> _WHAT TO WORK ON_
This exercise calls for retyping every line below exactly, with the images omitted.

> _DATA_

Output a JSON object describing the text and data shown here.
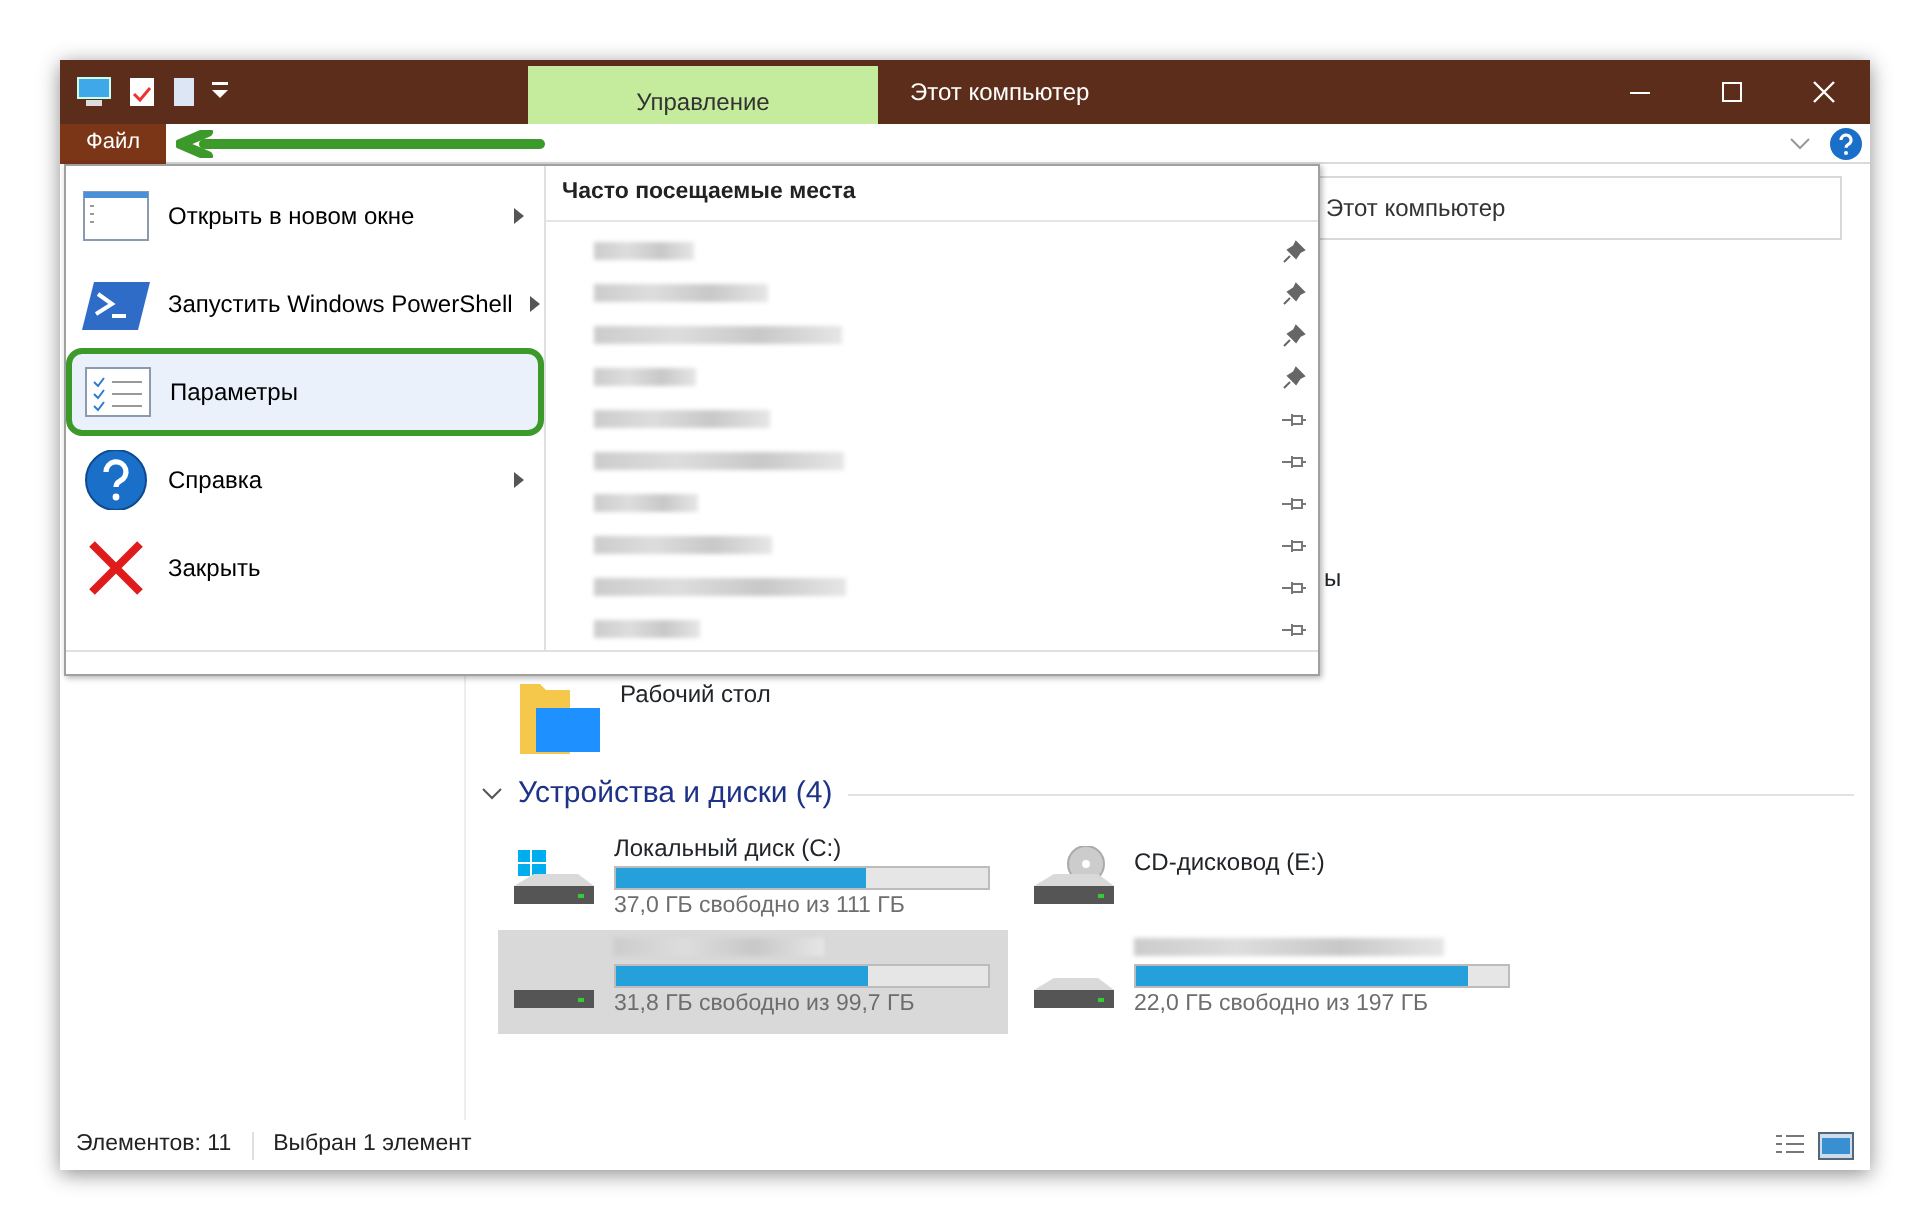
{
  "window": {
    "title": "Этот компьютер",
    "context_tab": "Управление"
  },
  "ribbon": {
    "file_tab": "Файл"
  },
  "address_bar": {
    "value": "Этот компьютер"
  },
  "file_menu": {
    "items": [
      {
        "kind": "new-window",
        "label": "Открыть в новом окне",
        "submenu": true,
        "selected": false
      },
      {
        "kind": "powershell",
        "label": "Запустить Windows PowerShell",
        "submenu": true,
        "selected": false
      },
      {
        "kind": "options",
        "label": "Параметры",
        "submenu": false,
        "selected": true
      },
      {
        "kind": "help",
        "label": "Справка",
        "submenu": true,
        "selected": false
      },
      {
        "kind": "close",
        "label": "Закрыть",
        "submenu": false,
        "selected": false
      }
    ],
    "frequent_places": {
      "title": "Часто посещаемые места",
      "items": [
        {
          "pinned": true
        },
        {
          "pinned": true
        },
        {
          "pinned": true
        },
        {
          "pinned": true
        },
        {
          "pinned": false
        },
        {
          "pinned": false
        },
        {
          "pinned": false
        },
        {
          "pinned": false
        },
        {
          "pinned": false
        },
        {
          "pinned": false
        }
      ]
    }
  },
  "content": {
    "cut_label": "ы",
    "folder": {
      "name": "Рабочий стол"
    },
    "devices": {
      "title": "Устройства и диски (4)",
      "items": [
        {
          "kind": "system-disk",
          "name": "Локальный диск (C:)",
          "level": 0.67,
          "free": "37,0 ГБ свободно из 111 ГБ",
          "selected": false
        },
        {
          "kind": "cd",
          "name": "CD-дисковод (E:)",
          "selected": false
        },
        {
          "kind": "disk",
          "level": 0.68,
          "free": "31,8 ГБ свободно из 99,7 ГБ",
          "selected": true
        },
        {
          "kind": "disk",
          "level": 0.89,
          "free": "22,0 ГБ свободно из 197 ГБ",
          "selected": false
        }
      ]
    }
  },
  "status_bar": {
    "items_count": "Элементов: 11",
    "selection": "Выбран 1 элемент"
  }
}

> _SOLUTION_
Output a JSON object describing the text and data shown here.
{
  "window": {
    "title": "Этот компьютер",
    "context_tab": "Управление"
  },
  "ribbon": {
    "file_tab": "Файл"
  },
  "address_bar": {
    "value": "Этот компьютер"
  },
  "file_menu": {
    "items": [
      {
        "kind": "new-window",
        "label": "Открыть в новом окне",
        "submenu": true,
        "selected": false
      },
      {
        "kind": "powershell",
        "label": "Запустить Windows PowerShell",
        "submenu": true,
        "selected": false
      },
      {
        "kind": "options",
        "label": "Параметры",
        "submenu": false,
        "selected": true
      },
      {
        "kind": "help",
        "label": "Справка",
        "submenu": true,
        "selected": false
      },
      {
        "kind": "close",
        "label": "Закрыть",
        "submenu": false,
        "selected": false
      }
    ],
    "frequent_places": {
      "title": "Часто посещаемые места",
      "items": [
        {
          "pinned": true
        },
        {
          "pinned": true
        },
        {
          "pinned": true
        },
        {
          "pinned": true
        },
        {
          "pinned": false
        },
        {
          "pinned": false
        },
        {
          "pinned": false
        },
        {
          "pinned": false
        },
        {
          "pinned": false
        },
        {
          "pinned": false
        }
      ]
    }
  },
  "content": {
    "cut_label": "ы",
    "folder": {
      "name": "Рабочий стол"
    },
    "devices": {
      "title": "Устройства и диски (4)",
      "items": [
        {
          "kind": "system-disk",
          "name": "Локальный диск (C:)",
          "level": 0.67,
          "free": "37,0 ГБ свободно из 111 ГБ",
          "selected": false
        },
        {
          "kind": "cd",
          "name": "CD-дисковод (E:)",
          "selected": false
        },
        {
          "kind": "disk",
          "level": 0.68,
          "free": "31,8 ГБ свободно из 99,7 ГБ",
          "selected": true
        },
        {
          "kind": "disk",
          "level": 0.89,
          "free": "22,0 ГБ свободно из 197 ГБ",
          "selected": false
        }
      ]
    }
  },
  "status_bar": {
    "items_count": "Элементов: 11",
    "selection": "Выбран 1 элемент"
  }
}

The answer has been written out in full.